Poor names, combined with missing tooltips, can create confusion for new users, hindering the adoption of new customizations. They don't have the luxury of time to learn the new language of customization names, which may sound foreign to them. Creating a meaningful name for an action or field can take some time, but it's always worthwhile if you want users to appreciate the customization. When building customizations in Business Central, it's essential to know of common field and function names in the system and reuse them when applicable. This helps users familiarize themselves with the standard Business Central actions and understand what a similar action does on a custom page.
8. Hardcoding data
Designing solutions with hardcoded values, such as static thresholds and limits, duration types, document reports, coded mapping between Business Central table fields and other system's table fields during integrations, may seem quicker. This approach eliminates the need to consider where to add setups or introduce a new page to accommodate that setup, name those fields, and create time-consuming tooltips. However, this "quicker" approach makes the system less adaptable and more susceptible to issues when variables and circumstances change. In practice, business data frequently changes due to various factors. We consider quality customization to be one that is flexible and supports changes in business data variables.
9. Not dividing customization into multiple MVPs
Except for new Microsoft Dynamics 365 Business Central implementations combined with major system customizations, it's always a good idea to follow an Agile approach and break down customer requests into encapsulated features, as well as delivering and going live with them separately. In any case, key stakeholders participating in discovery workshops, design review sessions, and UAT usually juggle these activities with their regular responsibilities.
Splitting Business Central customizations into small, independent parts reduces stress and ensures prompt feedback from stakeholders. If it's possible to go live with part of customization MVPs, it's highly recommended. The sooner a new customization goes live, the sooner the customer can benefit from their investment. The longer a new customization takes to go live, the less relevant it becomes, as we know that business and requirements evolve continuously.

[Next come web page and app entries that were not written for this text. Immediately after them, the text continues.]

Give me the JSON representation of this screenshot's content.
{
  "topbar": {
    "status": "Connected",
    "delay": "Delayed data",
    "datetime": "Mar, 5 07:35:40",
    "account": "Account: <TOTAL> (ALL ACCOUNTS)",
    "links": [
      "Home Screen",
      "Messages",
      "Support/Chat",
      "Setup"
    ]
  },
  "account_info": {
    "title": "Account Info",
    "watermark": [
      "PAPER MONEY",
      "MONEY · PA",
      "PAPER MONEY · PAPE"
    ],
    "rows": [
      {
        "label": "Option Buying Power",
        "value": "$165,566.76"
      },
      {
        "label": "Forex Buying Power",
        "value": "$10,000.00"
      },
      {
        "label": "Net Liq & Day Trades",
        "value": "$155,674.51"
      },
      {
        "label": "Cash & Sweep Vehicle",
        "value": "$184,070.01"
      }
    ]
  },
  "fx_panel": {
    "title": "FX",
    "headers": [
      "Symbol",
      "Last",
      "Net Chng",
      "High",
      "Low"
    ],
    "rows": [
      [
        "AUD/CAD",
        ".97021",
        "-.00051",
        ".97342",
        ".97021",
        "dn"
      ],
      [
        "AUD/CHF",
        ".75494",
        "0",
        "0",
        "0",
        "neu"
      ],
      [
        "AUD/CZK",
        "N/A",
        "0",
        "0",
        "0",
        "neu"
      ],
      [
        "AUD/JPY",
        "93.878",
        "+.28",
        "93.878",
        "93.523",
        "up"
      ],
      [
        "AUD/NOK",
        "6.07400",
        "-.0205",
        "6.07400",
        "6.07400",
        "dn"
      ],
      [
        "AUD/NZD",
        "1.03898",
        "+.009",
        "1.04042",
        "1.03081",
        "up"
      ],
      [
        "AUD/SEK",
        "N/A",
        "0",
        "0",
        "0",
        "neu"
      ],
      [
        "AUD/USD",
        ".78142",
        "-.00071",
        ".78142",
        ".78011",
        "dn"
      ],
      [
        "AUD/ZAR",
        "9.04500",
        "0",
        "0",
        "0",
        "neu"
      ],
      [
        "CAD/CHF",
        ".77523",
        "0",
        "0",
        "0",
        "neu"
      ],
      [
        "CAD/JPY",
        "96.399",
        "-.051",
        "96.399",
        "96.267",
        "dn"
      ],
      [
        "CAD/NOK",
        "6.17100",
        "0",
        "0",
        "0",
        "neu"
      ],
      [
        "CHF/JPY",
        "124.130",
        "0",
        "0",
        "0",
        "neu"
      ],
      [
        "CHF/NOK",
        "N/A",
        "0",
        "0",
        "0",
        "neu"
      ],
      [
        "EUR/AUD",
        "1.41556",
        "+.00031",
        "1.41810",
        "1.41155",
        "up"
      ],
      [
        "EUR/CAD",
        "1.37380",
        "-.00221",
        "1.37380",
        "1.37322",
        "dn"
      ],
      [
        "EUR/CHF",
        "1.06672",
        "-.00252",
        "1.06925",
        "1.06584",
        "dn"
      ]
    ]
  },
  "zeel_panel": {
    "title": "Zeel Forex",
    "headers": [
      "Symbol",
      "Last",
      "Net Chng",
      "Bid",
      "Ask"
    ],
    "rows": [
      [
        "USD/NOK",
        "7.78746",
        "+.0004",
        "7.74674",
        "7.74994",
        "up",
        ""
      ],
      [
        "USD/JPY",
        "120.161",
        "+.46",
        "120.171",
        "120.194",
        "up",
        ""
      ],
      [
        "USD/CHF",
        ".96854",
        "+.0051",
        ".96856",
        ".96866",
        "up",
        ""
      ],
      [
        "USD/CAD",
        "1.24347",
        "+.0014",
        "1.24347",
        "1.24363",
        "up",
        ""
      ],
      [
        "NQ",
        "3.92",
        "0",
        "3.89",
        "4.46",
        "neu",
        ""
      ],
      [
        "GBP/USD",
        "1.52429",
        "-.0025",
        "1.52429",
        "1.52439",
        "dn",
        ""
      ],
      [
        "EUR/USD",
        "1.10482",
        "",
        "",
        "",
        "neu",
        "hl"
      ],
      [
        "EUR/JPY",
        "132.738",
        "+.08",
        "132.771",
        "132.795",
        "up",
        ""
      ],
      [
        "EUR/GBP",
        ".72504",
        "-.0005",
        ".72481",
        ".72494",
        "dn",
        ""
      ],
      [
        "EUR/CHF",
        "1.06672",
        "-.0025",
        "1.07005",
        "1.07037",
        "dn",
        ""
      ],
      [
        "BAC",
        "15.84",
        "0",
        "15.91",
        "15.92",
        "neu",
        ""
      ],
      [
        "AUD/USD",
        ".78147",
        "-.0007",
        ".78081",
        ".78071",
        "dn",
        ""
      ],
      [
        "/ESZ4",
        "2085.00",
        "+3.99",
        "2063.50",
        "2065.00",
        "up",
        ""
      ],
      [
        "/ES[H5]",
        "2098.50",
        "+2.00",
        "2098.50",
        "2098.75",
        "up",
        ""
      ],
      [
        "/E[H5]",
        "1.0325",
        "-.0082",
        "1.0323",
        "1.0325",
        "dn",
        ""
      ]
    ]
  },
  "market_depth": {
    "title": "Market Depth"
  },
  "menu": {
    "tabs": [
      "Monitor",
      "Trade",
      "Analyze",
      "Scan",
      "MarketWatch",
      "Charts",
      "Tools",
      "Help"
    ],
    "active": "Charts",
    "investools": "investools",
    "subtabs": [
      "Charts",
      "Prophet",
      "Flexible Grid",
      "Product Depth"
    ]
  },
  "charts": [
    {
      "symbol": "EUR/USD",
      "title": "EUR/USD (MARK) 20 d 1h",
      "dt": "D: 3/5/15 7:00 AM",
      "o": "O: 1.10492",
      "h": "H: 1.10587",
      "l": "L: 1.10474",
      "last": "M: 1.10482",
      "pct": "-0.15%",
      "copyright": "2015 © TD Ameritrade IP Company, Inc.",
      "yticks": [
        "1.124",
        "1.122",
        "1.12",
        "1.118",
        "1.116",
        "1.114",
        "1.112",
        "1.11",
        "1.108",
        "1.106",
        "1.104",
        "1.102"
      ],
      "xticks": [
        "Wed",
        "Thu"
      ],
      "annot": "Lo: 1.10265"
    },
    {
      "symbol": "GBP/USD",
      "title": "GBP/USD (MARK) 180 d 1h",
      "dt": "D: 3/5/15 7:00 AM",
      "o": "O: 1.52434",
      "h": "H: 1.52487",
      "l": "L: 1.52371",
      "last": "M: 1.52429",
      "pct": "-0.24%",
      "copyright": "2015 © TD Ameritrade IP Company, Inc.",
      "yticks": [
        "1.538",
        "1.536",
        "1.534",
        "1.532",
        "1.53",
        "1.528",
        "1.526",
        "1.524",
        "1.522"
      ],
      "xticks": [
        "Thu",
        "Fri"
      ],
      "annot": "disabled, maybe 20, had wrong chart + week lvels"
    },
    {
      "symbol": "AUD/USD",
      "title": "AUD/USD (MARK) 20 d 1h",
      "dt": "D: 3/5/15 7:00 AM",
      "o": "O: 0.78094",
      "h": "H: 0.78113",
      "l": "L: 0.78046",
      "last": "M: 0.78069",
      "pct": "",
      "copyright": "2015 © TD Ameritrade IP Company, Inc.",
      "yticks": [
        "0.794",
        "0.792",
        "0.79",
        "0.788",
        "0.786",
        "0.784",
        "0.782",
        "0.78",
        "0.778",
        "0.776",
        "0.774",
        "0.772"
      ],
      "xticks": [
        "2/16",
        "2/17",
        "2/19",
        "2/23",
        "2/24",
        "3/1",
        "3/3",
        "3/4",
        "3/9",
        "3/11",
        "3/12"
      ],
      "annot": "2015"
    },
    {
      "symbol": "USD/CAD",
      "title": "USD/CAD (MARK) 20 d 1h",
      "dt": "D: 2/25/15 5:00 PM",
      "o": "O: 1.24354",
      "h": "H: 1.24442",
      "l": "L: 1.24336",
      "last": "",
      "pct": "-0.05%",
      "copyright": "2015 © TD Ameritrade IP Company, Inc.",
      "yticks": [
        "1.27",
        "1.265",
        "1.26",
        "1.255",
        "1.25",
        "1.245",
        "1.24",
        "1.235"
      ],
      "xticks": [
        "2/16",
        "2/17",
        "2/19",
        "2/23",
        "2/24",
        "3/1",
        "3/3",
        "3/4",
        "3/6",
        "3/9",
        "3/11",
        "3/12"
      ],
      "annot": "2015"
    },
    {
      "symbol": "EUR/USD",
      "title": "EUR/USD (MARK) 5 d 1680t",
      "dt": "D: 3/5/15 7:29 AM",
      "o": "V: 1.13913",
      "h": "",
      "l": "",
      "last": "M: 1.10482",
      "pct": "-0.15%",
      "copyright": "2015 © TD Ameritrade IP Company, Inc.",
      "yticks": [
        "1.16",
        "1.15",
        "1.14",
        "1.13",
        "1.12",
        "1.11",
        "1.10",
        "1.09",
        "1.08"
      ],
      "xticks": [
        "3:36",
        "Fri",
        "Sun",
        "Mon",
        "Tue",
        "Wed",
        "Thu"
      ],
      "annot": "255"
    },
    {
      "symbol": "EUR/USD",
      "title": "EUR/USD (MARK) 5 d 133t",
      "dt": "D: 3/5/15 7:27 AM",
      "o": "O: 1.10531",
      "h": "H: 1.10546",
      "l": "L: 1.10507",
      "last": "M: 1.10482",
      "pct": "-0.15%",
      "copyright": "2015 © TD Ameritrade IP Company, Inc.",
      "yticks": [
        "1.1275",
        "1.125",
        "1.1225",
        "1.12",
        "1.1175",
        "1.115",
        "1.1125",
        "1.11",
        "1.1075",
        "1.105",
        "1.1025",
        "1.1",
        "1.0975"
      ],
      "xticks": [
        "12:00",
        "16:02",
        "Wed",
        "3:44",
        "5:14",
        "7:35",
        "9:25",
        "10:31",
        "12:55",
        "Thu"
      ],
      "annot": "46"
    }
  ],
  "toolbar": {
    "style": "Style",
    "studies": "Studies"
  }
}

10. Not considering existing workflows vs changing Business Central
Sometimes it is just a better idea to review business processes rather than adapt Business Central to them. This system has been on the market for decades, undergoing changes and adaptations that were triggered by industry trends and feedback from thousands of customers using it. Before thinking of tailoring custom functionality to specific twisted workflows, especially if this is a small business, it is a good idea to try to suggest customers tweak their workflows and try to apply the workflows that standard Business Central suggests. This approach may save the customer's budget on unnecessary customizations and help them discover changes that improve historically built processes.
Among other services related to Microsoft Dynamics 365 Business Central, such as add-ons development, upgrades from Microsoft Dynamics NAV to the latest Business Central versions, or implementation, Xpand provides services for creating customizations for your ERP system as well. If you need more information about this or any other of our services, please contact us or me directly via LinkedIn.